Life and Death and Taxes: The Conundrum of Cooperation
It’s easy to fix the healthcare interoperability problem. Everyone knows how to do it. We just give everyone their own node in the cloud. All data to and from goes through those nodes, and all data is in a perfectly interchangeable format.
Somebody — like the people running our electric grids — accepts and distributes that power. And when we turn on our televisions, it is as if by magic that images and sounds are present in a language we understand. Or if we don’t understand them, we turn on closed-captioning and select a language we do understand.
The problem is theoretically solved. It is only our instincts that keep it from being made reality. And so inertia becomes the enemy of the patient — and the central problem to be solved. There are less-complimentary terms used to describe those who hold back this propulsion into the future, where all information flows like water from warm showers on cold mornings. I won’t use those terms here because I know better than to assume any of that is true (though some of it may very well be in different places).

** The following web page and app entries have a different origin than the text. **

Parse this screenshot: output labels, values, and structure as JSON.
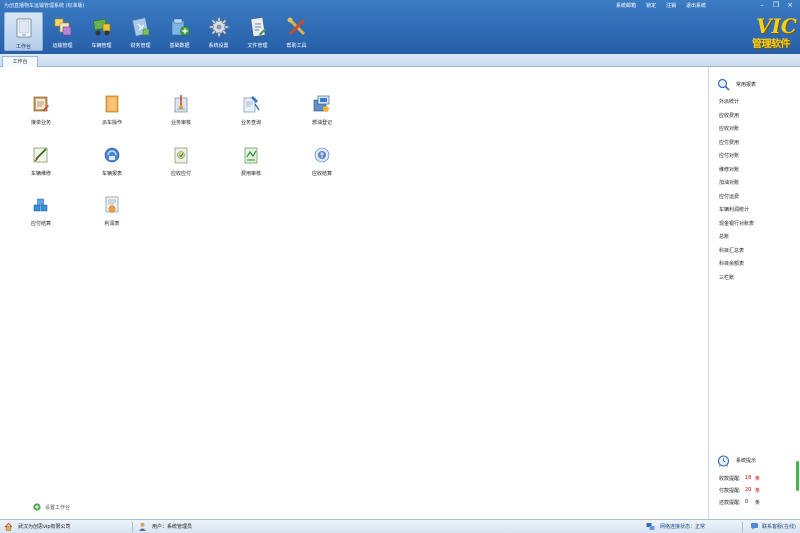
{
  "window": {
    "title": "为创直播物车运输管理系统 (标准版)",
    "top_links": [
      "系统邮箱",
      "锁定",
      "注销",
      "退出系统"
    ],
    "controls": [
      "minimize",
      "restore",
      "close"
    ]
  },
  "toolbar": [
    {
      "label": "工作台",
      "icon": "workbench-icon",
      "active": true
    },
    {
      "label": "运输管理",
      "icon": "transport-icon",
      "active": false
    },
    {
      "label": "车辆管理",
      "icon": "vehicle-icon",
      "active": false
    },
    {
      "label": "财务管理",
      "icon": "finance-icon",
      "active": false
    },
    {
      "label": "基础数据",
      "icon": "basedata-icon",
      "active": false
    },
    {
      "label": "系统设置",
      "icon": "gear-icon",
      "active": false
    },
    {
      "label": "文件管理",
      "icon": "file-icon",
      "active": false
    },
    {
      "label": "帮助工具",
      "icon": "tools-icon",
      "active": false
    }
  ],
  "logo": {
    "vic": "VIC",
    "sub": "管理软件"
  },
  "tabs": [
    {
      "label": "工作台"
    }
  ],
  "workspace": {
    "items": [
      {
        "label": "接单业务",
        "icon": "order-icon"
      },
      {
        "label": "派车操作",
        "icon": "dispatch-icon"
      },
      {
        "label": "业务审核",
        "icon": "audit-icon"
      },
      {
        "label": "业务查询",
        "icon": "query-icon"
      },
      {
        "label": "燃油登记",
        "icon": "fuel-icon"
      },
      {
        "label": "车辆维修",
        "icon": "repair-icon"
      },
      {
        "label": "车辆报表",
        "icon": "vehicle-report-icon"
      },
      {
        "label": "应收应付",
        "icon": "receivable-icon"
      },
      {
        "label": "费用审核",
        "icon": "expense-audit-icon"
      },
      {
        "label": "应收结算",
        "icon": "receivable-settle-icon"
      },
      {
        "label": "应付结算",
        "icon": "payable-settle-icon"
      },
      {
        "label": "利润表",
        "icon": "profit-icon"
      }
    ],
    "setup_label": "设置工作台"
  },
  "reports": {
    "title": "常用报表",
    "items": [
      "外派统计",
      "应收费用",
      "应收对账",
      "应付费用",
      "应付对账",
      "维修对账",
      "加油对账",
      "应付运费",
      "车辆利润统计",
      "现金银行对账表",
      "总账",
      "科目汇总表",
      "科目余额表",
      "三栏账"
    ]
  },
  "tips": {
    "title": "系统提示",
    "items": [
      {
        "label": "收款提醒:",
        "value": "18",
        "unit": "条",
        "highlight": true
      },
      {
        "label": "付款提醒:",
        "value": "20",
        "unit": "条",
        "highlight": true
      },
      {
        "label": "还款提醒:",
        "value": "0",
        "unit": "条",
        "highlight": false
      }
    ]
  },
  "status": {
    "company": "武汉为创思vip有限公司",
    "user": "用户：系统管理员",
    "network": "网络连接状态：正常",
    "feedback": "联系客服(在线)"
  },
  "colors": {
    "header": "#2e6ab4",
    "tab_bar": "#c9d9ec",
    "alert": "#d40000",
    "logo": "#f4d01c"
  }
}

My son often tells me how easy it is to solve every problem because he simply doesn’t find the issues of institutional malaise, regulatory incentives, or venture capital attraction sufficiently quantifiable to get in his way. The solution works when the players accept that it works and when the problem is significant enough that the mere fact of a viable solution is the most important consideration in the equation.
Kudos to him. “Don’t stop believing,” as the song goes.
It’s good to have sons who believe. It’s good to have actors who believe in their characters, who understand their role as the everyman in this great play of life.
And what is healthcare if not that? Life and Death and Taxes. And why don’t we exchange everything everywhere, always and forever?
A few years back, while I was working for a large IDN, a decree came down from above. “There will be no more integration. We will route. We will filter. We shall give and we shall receive, but we will change nothing in between.”
And then all was good in that world. Integrators would be released from the tedium of their labor. There would be only the standard, and the standard was deaf, dumb, and blind. Pay homage. We are free.
Except that for consumers and producers, not so much. We shifted the burden outside the center core and onto the edges, where it was to become less visible, where resources were provisioned differently — otherwise and elsewhere. They would hopefully refrain from complaint and accept the data as delivered, adequate, or perhaps less than. This would reduce cost. And cutting costs is a generally agreeable goal that is quite often achievable.
And so the Integration Apocalypse is a natural precursor to the Interoperability Blossoming we all acknowledge to be the inescapable drift of history. Everything standard. One transmission protocol (HTTPS). One data format (JSON). One Network (ModestlyObscuredWeb). One central scrutinizer (OAuth3000).
“A fantasy. Science fiction,” you say. Don’t you bet your good cholesterol against it. It’s right around the corner.
The point of this is not to poke fun at anybody or everybody, but to stop and take note that things are often as they are for reasonable reasons. But we might re-evaluate whether some of those reasons can go by the wayside. In their place come new possibilities, new standards, new formats, new approaches, new paradigms, and new solutions to this age-old conundrum of cooperation. How do competitors agree on anything in a system that values innovation? How do private entities share that which is so closely held?
In truth most vendors, including Rhapsody, would love if it were so easy to make secure connections, to have reliable semantically accurate exchanges. When we look at our product and listen to how our customers and partners want things to work, we strive to be that magic wand, that joy-bringer. We don’t like someone else coming in selling utopia-in-a-box dreamscapes, wooing our customers away with promises of dancing lilies and endless summers. And not because we believe they aren’t real or honest, but because we do share those ideals, and we know getting there is something we can only do together.
Collaborate. Cooperate. Innovate. Save the Date.
The revolution will not be delivered, my friends. It will be negotiated at millions of tiny tables.